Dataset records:
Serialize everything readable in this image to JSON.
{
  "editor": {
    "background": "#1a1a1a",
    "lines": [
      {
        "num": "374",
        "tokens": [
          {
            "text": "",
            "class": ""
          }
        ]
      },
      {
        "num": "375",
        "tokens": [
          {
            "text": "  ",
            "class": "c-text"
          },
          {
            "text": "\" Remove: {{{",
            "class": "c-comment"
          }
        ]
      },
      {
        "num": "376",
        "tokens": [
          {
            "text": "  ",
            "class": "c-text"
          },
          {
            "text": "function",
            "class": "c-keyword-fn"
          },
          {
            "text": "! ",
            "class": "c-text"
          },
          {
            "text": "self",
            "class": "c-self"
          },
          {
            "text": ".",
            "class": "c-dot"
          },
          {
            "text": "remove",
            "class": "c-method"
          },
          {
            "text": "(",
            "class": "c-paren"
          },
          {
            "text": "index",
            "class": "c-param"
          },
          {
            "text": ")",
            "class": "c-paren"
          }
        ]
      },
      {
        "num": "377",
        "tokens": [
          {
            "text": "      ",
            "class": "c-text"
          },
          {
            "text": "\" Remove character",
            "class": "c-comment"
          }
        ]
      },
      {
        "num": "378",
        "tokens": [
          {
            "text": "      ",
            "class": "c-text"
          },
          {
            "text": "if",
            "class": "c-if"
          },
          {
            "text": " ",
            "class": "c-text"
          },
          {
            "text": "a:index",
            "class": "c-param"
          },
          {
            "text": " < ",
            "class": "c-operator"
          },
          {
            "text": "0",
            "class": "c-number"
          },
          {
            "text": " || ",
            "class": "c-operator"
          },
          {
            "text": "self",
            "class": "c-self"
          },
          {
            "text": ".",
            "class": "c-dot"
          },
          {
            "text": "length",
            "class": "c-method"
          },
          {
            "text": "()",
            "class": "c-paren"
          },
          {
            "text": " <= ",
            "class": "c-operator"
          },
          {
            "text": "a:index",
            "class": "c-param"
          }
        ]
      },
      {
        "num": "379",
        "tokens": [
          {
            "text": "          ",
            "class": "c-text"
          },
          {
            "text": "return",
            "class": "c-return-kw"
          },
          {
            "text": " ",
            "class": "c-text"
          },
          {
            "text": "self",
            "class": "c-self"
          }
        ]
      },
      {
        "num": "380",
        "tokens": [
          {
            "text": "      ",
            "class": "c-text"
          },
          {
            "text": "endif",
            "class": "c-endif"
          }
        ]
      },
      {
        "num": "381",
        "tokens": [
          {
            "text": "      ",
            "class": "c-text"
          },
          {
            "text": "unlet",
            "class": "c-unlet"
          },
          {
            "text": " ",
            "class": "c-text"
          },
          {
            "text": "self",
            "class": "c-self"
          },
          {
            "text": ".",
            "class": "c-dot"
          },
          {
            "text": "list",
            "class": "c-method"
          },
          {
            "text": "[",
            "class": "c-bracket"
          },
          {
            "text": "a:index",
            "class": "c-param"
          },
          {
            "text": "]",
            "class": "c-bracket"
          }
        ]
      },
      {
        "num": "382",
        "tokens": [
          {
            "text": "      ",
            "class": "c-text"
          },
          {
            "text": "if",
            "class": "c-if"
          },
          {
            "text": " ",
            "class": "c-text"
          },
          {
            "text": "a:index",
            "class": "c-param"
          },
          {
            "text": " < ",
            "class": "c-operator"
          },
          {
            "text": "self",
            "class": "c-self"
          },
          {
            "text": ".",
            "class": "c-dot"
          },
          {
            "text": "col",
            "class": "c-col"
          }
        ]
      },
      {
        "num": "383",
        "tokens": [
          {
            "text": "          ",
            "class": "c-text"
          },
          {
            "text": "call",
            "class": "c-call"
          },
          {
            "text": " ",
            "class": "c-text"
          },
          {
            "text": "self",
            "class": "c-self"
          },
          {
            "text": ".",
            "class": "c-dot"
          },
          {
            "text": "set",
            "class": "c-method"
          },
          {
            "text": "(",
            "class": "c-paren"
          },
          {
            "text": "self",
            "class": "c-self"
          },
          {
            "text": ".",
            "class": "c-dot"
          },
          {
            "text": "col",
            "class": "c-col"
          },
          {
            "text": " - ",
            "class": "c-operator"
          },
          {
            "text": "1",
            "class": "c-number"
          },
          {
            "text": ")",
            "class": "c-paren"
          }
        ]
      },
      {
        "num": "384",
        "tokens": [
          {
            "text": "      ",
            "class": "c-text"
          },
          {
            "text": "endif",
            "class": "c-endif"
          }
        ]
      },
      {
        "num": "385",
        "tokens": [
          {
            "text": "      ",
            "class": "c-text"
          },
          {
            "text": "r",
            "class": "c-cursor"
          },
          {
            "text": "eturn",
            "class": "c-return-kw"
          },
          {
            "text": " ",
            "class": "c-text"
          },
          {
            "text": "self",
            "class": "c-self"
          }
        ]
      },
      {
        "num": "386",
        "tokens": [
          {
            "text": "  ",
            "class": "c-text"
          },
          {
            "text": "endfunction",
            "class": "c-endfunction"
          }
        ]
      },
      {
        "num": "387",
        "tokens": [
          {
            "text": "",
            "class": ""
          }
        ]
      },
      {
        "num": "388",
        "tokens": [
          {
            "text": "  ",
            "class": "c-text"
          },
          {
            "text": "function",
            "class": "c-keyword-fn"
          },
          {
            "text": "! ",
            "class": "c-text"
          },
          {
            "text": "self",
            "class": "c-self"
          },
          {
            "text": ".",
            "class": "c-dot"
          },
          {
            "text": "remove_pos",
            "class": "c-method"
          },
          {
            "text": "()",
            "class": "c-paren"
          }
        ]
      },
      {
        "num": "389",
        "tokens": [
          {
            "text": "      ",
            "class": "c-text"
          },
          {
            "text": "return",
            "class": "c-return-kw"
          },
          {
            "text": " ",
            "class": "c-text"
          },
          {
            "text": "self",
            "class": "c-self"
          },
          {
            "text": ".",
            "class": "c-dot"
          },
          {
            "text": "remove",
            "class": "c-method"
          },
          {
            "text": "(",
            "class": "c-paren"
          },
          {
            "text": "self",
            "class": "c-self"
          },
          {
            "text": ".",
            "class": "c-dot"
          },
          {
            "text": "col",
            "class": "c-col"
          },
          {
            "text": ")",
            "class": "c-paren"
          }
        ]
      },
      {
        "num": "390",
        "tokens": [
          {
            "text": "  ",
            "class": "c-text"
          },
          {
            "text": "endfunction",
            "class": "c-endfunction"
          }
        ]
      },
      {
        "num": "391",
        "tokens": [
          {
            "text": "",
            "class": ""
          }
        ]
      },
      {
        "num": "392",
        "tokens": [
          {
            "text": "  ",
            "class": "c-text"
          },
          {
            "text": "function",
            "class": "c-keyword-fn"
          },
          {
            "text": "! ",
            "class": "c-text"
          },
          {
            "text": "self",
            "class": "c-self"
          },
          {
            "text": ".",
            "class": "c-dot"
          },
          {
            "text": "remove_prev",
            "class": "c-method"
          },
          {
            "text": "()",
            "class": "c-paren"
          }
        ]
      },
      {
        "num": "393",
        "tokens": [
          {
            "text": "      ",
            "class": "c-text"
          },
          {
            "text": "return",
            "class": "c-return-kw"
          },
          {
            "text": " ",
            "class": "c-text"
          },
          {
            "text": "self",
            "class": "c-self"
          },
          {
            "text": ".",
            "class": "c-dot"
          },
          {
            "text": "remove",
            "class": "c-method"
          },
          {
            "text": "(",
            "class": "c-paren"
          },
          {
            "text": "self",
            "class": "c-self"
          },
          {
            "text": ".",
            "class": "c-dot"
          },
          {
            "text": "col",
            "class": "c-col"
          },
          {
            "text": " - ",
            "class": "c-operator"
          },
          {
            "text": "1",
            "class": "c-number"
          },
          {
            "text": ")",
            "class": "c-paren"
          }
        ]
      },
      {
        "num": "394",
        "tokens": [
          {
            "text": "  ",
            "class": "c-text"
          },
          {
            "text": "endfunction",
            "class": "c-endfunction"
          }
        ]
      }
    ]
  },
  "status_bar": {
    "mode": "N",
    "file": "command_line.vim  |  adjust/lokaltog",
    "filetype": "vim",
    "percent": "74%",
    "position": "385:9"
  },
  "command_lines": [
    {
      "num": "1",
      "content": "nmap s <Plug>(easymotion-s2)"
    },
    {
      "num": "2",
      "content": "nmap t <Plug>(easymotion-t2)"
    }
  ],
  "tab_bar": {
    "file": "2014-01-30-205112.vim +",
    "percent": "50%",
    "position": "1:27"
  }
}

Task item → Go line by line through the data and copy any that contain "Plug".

Result of this exercise →
      "content": "nmap s <Plug>(easymotion-s2)"
      "content": "nmap t <Plug>(easymotion-t2)"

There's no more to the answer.